Luke Voit (R), 2 percent, St. Louis Cardinals vs. New York Mets (LHP Steven Matz): With Aledmys Diaz demoted to Triple-A, the Cardinals have shuffled their infield, moving Matt Carpenter to second with Voit getting a look at first base. Sunday presents a challenge with Matz on the hill, but with the southpaw’s whiffs way down, Voit is in a good spot to take advantage and show off some power.

Middle Infield

Asdrubal Cabrera (B), 11 percent, New York Mets at St. Louis Cardinals (RHP Lance Lynn): Lynn is one of the many hurlers sporting normal whiff and walk rates but surrendering homers by the bushel. The Mets have several lefties or switch-hitters capable of taking advantage. Cabrera is featured from the No. 2 spot, but also consider leadoff man Curtis Granderson, Lucas Duda and perhaps the recently activated Michael Conforto.

Outfield

David Peralta (L), 38 percent, Arizona Diamondbacks vs. Cincinnati Reds (RHP Homer Bailey): I try to make a point to introduce new names to this space, but sometimes a stalwart is in too good a spot to be ignored. Bailey did pitch very well last time at Coors, but previously, he was hit hard in his first two starts after finally debuting in late June. Peralta has been scuffling, but with A.J. Pollock back in front of him and Paul Goldschmidt and Jake Lamb following, it shouldn’t be long before Peralta is locked in again.

Shin-Soo Choo (L), 26 percent, Texas Rangers vs. Los Angeles Angels (RHP JC Ramirez): While Choo’s on-base skills have declined from his prime, a .367 is adequate for a leadoff man in today’s game. That’s where Choo will be on Sunday, hitting first against a righty toting a generous .405 wOBA versus lefties.

Matt Joyce (L), 2 percent, Oakland Athletics at Seattle Mariners (RHP Felix Hernandez): We’ll close out the pre-break festivities with a hat-tip to ESPN researcher Kyle Soppe, who notes that Hernandez is giving up big numbers to lefty swingers as they’re hitting .321 against him this season. Further, Hernandez’s already declining swinging strike rate continues to plummet. When Joyce makes contact versus a right-hander, good things ensue, as evidenced by a .207 ISO.

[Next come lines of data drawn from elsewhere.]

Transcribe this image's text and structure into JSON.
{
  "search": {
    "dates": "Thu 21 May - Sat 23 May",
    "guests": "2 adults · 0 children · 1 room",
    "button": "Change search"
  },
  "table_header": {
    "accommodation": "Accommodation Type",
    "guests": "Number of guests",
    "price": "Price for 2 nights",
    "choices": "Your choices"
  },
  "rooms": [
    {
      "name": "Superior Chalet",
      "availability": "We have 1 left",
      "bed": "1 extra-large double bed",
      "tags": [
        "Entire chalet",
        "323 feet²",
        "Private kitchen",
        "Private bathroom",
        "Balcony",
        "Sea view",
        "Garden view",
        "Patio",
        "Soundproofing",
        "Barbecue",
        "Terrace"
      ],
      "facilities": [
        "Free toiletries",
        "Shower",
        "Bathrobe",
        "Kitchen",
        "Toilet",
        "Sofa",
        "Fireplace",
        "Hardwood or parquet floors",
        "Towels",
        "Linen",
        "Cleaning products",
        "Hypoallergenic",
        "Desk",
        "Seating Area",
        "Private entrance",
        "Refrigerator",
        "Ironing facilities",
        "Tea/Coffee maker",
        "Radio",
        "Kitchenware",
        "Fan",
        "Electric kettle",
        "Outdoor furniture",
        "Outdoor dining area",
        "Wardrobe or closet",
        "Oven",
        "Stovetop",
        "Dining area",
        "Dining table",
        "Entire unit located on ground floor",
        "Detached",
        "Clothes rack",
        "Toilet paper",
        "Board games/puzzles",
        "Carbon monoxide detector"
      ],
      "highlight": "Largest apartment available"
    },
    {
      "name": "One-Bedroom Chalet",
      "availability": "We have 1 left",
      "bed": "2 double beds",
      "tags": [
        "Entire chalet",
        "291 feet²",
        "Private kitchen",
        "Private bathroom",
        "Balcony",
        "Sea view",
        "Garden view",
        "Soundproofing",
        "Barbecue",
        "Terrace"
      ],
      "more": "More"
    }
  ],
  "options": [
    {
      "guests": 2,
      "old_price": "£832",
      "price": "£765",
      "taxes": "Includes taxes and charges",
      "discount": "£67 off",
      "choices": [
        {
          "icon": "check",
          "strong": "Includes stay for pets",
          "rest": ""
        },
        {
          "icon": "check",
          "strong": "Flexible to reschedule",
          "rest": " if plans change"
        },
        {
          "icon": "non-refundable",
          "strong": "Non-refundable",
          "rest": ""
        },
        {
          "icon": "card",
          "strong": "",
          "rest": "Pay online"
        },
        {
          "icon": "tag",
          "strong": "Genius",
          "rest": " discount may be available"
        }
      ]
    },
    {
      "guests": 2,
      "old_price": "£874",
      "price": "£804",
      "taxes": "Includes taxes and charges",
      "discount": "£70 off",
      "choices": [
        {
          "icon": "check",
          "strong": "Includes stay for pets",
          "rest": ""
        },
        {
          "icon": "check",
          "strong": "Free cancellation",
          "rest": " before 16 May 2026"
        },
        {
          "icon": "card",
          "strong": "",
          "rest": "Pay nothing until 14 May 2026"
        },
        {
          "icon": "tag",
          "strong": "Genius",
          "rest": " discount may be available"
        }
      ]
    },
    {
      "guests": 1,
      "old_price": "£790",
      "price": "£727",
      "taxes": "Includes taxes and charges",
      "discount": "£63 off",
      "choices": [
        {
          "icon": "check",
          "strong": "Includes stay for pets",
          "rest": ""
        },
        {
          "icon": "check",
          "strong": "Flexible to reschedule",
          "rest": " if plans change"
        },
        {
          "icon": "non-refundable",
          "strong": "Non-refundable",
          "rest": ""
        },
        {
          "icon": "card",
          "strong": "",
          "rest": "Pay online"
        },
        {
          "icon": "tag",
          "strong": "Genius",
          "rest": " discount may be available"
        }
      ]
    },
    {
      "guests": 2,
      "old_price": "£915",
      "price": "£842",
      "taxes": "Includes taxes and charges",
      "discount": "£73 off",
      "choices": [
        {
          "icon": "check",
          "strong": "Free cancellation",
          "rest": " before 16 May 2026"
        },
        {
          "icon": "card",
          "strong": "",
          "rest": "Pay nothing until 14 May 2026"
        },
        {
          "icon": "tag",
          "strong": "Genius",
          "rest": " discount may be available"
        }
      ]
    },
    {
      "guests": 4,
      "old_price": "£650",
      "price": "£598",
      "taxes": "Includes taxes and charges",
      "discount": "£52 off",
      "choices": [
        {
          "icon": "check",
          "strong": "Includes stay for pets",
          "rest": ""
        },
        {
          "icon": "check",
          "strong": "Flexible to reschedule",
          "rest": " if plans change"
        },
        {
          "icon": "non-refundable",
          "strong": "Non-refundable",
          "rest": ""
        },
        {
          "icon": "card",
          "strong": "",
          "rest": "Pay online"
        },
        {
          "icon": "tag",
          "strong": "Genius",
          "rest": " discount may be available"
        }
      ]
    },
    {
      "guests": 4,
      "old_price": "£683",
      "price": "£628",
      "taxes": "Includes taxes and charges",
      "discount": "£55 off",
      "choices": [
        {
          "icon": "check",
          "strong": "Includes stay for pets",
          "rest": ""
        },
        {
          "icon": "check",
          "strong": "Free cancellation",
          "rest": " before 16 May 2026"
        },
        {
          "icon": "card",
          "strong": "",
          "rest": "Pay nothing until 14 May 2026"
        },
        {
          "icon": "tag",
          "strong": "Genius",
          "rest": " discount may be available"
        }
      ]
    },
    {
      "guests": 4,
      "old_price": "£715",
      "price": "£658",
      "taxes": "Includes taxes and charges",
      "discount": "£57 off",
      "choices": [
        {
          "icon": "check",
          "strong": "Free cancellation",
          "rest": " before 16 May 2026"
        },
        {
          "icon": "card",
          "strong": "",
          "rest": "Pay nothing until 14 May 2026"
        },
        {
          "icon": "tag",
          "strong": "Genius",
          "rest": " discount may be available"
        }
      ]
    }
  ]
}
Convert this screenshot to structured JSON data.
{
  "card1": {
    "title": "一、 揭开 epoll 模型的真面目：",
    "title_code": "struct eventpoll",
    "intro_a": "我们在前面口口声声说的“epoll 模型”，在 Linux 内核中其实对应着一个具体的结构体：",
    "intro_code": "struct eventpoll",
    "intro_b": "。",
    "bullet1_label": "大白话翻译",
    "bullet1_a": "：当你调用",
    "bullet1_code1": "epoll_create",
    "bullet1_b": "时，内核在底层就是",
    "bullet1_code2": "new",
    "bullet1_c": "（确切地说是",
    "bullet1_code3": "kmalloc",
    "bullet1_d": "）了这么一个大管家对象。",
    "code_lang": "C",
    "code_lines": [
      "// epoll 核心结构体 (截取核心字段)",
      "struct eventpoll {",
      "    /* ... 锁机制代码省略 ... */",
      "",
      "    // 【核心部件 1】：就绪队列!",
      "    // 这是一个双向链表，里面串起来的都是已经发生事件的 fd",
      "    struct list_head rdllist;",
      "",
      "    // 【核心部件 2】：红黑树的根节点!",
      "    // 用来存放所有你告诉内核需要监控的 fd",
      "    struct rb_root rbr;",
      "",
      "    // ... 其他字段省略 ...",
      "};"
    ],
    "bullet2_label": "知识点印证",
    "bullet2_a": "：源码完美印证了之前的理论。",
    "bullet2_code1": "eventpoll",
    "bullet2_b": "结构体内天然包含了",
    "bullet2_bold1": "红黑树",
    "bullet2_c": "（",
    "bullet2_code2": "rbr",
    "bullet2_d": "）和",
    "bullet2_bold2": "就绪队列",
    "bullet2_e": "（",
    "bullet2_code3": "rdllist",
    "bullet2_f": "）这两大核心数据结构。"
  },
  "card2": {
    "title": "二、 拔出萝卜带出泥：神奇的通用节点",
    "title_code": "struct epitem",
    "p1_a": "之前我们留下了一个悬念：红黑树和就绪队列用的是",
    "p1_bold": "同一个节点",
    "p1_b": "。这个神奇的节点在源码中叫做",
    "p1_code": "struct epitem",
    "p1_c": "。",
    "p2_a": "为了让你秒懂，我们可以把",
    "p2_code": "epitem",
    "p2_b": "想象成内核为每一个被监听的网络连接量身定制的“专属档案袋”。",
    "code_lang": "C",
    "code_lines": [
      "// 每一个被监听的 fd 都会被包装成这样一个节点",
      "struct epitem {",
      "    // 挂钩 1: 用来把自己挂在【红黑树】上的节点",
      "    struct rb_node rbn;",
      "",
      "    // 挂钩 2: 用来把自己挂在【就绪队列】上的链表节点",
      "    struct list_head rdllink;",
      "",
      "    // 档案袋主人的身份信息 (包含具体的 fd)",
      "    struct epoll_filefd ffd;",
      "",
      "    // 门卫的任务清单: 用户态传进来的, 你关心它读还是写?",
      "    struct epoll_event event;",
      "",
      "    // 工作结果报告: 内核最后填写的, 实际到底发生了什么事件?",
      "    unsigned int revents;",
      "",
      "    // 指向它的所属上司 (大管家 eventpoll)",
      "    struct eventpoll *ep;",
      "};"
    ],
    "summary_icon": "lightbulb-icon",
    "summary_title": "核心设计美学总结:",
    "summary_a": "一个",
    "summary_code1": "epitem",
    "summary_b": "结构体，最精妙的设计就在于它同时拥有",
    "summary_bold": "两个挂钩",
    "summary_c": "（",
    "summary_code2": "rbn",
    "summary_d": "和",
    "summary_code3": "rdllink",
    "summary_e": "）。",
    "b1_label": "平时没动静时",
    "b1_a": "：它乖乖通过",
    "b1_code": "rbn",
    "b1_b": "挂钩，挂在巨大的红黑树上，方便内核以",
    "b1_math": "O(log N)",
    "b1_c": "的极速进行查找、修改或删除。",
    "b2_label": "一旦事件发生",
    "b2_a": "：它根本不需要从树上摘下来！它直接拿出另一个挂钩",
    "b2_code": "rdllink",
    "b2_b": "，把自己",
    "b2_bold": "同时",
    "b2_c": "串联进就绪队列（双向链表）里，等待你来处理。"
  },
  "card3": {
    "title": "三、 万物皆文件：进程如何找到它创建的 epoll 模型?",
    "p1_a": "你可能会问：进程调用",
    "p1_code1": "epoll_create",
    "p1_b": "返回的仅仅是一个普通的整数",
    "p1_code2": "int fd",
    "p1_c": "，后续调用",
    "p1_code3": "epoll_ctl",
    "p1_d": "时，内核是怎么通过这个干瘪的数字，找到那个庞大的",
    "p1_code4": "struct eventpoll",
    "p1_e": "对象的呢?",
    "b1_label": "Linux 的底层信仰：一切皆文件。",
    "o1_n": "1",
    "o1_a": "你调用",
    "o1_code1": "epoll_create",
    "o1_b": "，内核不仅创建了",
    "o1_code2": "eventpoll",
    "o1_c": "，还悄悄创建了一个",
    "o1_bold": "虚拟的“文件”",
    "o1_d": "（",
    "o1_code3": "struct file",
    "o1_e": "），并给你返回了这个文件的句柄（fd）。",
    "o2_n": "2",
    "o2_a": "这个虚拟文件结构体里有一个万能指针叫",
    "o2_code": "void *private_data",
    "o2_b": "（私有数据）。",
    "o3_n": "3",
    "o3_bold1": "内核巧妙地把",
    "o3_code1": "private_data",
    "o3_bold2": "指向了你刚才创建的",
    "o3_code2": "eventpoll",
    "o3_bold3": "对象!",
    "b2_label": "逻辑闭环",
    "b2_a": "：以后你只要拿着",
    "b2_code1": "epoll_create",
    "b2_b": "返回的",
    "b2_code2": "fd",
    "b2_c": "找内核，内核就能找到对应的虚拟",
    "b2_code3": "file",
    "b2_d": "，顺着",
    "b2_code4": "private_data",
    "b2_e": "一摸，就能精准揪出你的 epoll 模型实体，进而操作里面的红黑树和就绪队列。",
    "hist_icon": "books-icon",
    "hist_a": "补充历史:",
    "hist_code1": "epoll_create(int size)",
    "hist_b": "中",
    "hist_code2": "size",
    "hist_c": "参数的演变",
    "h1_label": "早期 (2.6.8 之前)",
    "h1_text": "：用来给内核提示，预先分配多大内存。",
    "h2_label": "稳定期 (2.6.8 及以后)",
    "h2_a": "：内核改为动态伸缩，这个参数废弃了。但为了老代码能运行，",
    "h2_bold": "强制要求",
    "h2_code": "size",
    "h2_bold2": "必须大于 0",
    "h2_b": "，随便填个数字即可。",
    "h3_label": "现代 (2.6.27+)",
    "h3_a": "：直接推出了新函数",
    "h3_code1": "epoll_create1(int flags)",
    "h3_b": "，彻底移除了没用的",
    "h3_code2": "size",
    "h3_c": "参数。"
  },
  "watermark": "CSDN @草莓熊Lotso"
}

Hitter matchup ratings

Notes: Hitter ratings account for the opposing starting pitcher’s history (three years’ worth, as well as the past 21 days) and ballpark factors. “LH” and “RH” ratings account only for left- and right-handed batters, respectively. Weighted on-base average (wOBA) is the primary statistic used in the calculation. Ratings range from 1 to 10, with 10 representing the best possible matchup, statistically speaking, and 1 representing the worst. So, for example, a 10 is a must-start rating, whereas a 1 should be avoided (if possible); a 1-2 is poor, 3-4 is fair, 5-6 is average, 7-8 is very good and 9-10 is excellent.